Contributions may relate to one or both of the major themes of our workshop:
- “The variety of urban lifestyles”: for instance, rural migrants' efforts to synchronize their ways of behaving, dressing, speaking and spending time after re-locating to a city; as part of such a migrant's “urban socialization”: managing anonymity and uncertainty in city contexts and establishing oneself within existing social formations; the role of imagination and consumption for urban lifestyles, including the question how these are shaped by various actors in reference to particular global, regional, national or other frameworks (such as by returning labor migrants, students and pilgrims, but also by tourists, foreign workers, local and transnational media and popular culture).
- “The production and politicization of urban space”: for instance, the question of (private) inner-city (im)mobility, the social construction of public hotspots or the negotiation of (urban) conflicts pertaining to a certain topic (illegal settlements, mosques, memorials etc.); also: the question of historical (dis-)continuities and pathways of both capital and non-capital urban settings, for instance the evolution of a city's positioning from Soviet/Socialist times up to the contemporary era in regards to aspects such as economic opportunities, religious spirituality, cultural production, political standing or as a temporary waypoint for migrants.

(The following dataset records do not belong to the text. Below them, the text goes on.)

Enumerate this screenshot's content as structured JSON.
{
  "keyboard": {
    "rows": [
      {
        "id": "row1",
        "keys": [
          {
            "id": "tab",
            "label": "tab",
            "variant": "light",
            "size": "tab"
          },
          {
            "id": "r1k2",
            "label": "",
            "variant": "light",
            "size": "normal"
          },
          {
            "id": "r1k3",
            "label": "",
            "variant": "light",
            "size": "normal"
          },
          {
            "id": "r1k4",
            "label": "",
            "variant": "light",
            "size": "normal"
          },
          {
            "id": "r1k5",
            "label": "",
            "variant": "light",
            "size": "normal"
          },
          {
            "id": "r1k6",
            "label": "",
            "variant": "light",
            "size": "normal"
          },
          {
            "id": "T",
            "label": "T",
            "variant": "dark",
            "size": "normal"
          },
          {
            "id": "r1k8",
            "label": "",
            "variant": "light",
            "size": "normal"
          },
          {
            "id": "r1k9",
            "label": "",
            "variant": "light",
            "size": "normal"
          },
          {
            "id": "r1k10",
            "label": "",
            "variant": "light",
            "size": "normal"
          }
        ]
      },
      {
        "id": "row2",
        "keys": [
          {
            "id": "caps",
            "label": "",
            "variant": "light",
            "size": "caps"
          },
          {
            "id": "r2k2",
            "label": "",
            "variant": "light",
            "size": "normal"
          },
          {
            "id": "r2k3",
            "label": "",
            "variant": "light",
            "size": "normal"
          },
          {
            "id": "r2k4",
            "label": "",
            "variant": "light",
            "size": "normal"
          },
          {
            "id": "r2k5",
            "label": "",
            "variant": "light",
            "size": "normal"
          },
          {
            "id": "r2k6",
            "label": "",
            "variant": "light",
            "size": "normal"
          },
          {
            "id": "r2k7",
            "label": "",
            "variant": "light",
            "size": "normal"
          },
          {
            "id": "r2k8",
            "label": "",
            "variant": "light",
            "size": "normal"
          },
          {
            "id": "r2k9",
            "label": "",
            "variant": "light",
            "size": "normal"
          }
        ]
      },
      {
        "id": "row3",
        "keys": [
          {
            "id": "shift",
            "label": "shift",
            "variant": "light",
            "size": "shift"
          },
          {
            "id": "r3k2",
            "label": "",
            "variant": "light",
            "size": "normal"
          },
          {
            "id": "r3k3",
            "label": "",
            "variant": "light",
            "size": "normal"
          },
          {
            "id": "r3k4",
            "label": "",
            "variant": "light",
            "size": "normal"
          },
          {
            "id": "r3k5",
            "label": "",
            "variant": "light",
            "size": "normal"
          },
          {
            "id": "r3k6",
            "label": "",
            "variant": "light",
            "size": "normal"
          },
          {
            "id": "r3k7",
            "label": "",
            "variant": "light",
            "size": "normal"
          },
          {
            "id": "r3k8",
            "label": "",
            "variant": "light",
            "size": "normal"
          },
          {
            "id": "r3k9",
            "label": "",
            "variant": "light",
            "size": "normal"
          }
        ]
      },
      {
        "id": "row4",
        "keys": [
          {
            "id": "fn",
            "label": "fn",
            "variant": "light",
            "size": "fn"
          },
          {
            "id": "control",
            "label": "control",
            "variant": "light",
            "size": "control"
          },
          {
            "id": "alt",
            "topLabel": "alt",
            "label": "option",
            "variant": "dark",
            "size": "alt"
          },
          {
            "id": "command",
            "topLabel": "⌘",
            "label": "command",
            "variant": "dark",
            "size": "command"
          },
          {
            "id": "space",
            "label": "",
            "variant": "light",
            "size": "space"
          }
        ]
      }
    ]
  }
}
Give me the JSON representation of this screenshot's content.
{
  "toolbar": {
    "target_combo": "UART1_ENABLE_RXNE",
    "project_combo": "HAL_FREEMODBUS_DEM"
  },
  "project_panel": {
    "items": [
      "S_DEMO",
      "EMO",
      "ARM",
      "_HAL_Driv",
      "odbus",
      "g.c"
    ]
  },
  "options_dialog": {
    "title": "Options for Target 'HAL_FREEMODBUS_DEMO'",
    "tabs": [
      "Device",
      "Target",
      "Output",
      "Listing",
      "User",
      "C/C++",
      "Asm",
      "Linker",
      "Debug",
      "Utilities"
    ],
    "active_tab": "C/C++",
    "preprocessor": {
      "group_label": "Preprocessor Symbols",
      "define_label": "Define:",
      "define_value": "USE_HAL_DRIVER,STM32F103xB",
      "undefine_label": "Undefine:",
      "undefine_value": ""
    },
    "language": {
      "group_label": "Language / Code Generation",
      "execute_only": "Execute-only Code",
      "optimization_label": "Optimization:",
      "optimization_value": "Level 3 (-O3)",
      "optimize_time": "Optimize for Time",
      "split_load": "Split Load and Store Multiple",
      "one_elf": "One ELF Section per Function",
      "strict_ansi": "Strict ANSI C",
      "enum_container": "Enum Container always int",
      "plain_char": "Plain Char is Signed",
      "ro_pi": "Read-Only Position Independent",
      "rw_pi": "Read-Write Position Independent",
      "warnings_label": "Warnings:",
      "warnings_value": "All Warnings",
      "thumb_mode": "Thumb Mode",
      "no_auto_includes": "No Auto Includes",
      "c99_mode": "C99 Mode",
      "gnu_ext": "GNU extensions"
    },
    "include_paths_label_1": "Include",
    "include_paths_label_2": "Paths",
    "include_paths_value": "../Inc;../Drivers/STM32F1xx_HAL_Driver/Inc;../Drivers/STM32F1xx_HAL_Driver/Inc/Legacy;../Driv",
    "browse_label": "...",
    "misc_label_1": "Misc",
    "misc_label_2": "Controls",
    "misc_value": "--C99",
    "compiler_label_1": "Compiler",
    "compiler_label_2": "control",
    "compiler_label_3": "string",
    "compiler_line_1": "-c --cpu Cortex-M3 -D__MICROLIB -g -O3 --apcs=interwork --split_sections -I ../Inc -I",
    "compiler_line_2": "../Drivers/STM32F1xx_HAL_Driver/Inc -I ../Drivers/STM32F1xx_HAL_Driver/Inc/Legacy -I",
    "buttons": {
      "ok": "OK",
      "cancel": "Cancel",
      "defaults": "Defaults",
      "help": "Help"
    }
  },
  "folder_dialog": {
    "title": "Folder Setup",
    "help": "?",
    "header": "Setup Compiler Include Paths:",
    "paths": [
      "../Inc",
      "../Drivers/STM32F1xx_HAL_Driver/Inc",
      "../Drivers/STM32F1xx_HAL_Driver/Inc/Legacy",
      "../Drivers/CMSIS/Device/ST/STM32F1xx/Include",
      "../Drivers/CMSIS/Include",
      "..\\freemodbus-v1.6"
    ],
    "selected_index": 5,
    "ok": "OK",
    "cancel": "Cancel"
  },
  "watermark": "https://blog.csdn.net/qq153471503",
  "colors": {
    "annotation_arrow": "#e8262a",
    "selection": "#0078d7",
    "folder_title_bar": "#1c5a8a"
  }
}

Please send your abstract (max. 300 words, English) and a short CV (2-3 pages) to Prof. Dr. Manja Stephan (email@example.com) and Dr. Philipp Schröder (firstname.lastname@example.org). The deadline for the submission of abstracts and CVs is February 15, 2013.
Those selected to participate in the workshop will be notified by the end of February 2013.
Final papers will be due no later than May 15, 2013. We intend to publish the workshop papers as an edited volume.
There will be the possibility to offer a number of travel subsidies for workshop participants.
Prof. Dr. Manja Stephan / Dr. Philipp Schroeder
Humboldt University Berlin
Department of Asian and African Studies Email: email@example.com
Send comments and questions to H-Net
Webstaff. H-Net reproduces announcements that have been submitted to us as a
free service to the academic community. If you are interested in an announcement
listed here, please contact the organizers or patrons directly. Though we strive
to provide accurate information, H-Net cannot accept responsibility for the text of
announcements appearing in this service. (Administration)